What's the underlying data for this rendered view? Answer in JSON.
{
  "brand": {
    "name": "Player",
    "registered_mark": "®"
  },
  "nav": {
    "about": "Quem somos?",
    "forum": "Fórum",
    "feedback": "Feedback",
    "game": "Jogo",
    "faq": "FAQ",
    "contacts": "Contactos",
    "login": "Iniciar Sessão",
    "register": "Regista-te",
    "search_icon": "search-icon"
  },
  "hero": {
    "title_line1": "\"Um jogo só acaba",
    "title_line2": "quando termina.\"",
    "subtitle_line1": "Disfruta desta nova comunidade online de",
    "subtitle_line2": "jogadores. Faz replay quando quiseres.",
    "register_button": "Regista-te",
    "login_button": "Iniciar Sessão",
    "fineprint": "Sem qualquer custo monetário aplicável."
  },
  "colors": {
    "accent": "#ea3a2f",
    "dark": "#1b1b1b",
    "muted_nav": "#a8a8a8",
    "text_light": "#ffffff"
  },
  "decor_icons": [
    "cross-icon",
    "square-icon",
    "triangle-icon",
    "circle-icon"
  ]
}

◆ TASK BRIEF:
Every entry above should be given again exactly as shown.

◆ RESPONSE BOX:
What's the underlying data for this rendered view? Answer in JSON.
{
  "brand": {
    "name": "Player",
    "registered_mark": "®"
  },
  "nav": {
    "about": "Quem somos?",
    "forum": "Fórum",
    "feedback": "Feedback",
    "game": "Jogo",
    "faq": "FAQ",
    "contacts": "Contactos",
    "login": "Iniciar Sessão",
    "register": "Regista-te",
    "search_icon": "search-icon"
  },
  "hero": {
    "title_line1": "\"Um jogo só acaba",
    "title_line2": "quando termina.\"",
    "subtitle_line1": "Disfruta desta nova comunidade online de",
    "subtitle_line2": "jogadores. Faz replay quando quiseres.",
    "register_button": "Regista-te",
    "login_button": "Iniciar Sessão",
    "fineprint": "Sem qualquer custo monetário aplicável."
  },
  "colors": {
    "accent": "#ea3a2f",
    "dark": "#1b1b1b",
    "muted_nav": "#a8a8a8",
    "text_light": "#ffffff"
  },
  "decor_icons": [
    "cross-icon",
    "square-icon",
    "triangle-icon",
    "circle-icon"
  ]
}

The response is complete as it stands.